Content starts

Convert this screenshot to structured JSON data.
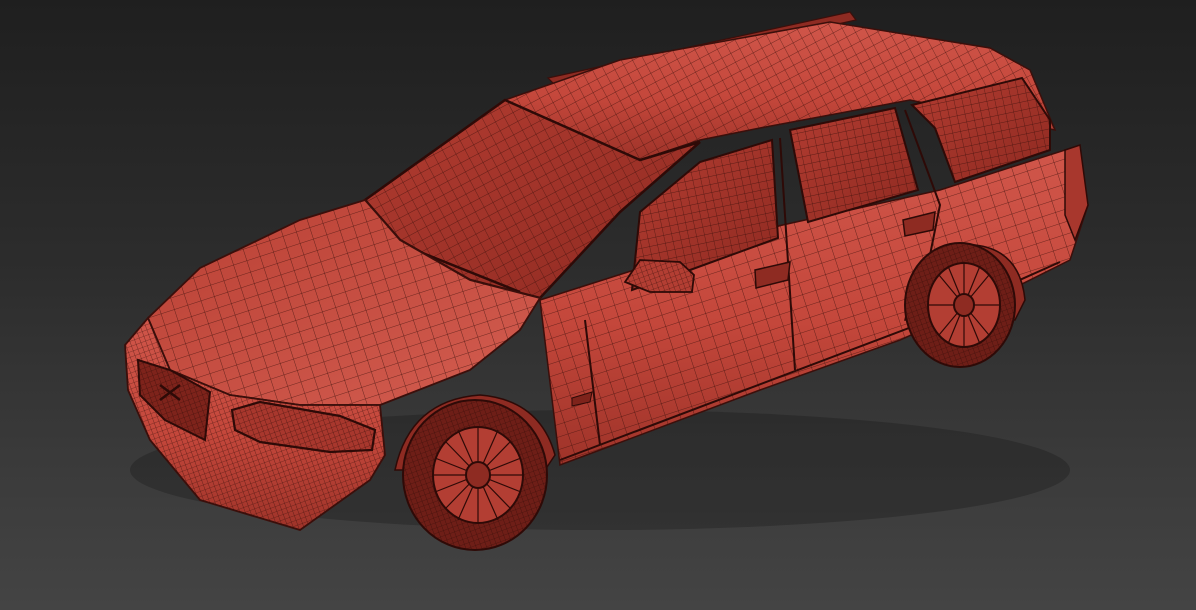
{
  "viewport": {
    "subject": "wireframe-station-wagon",
    "colors": {
      "background_top": "#1f1f1f",
      "background_bottom": "#444444",
      "body_paint": "#c4473b",
      "body_shadow": "#8e2b22",
      "body_highlight": "#d9665a",
      "wire": "#3b0f0b",
      "glass": "#9c3027",
      "tire": "#2b1512"
    }
  }
}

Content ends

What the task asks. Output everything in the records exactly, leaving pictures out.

Task solution.
Convert this screenshot to structured JSON data.
{
  "viewport": {
    "subject": "wireframe-station-wagon",
    "colors": {
      "background_top": "#1f1f1f",
      "background_bottom": "#444444",
      "body_paint": "#c4473b",
      "body_shadow": "#8e2b22",
      "body_highlight": "#d9665a",
      "wire": "#3b0f0b",
      "glass": "#9c3027",
      "tire": "#2b1512"
    }
  }
}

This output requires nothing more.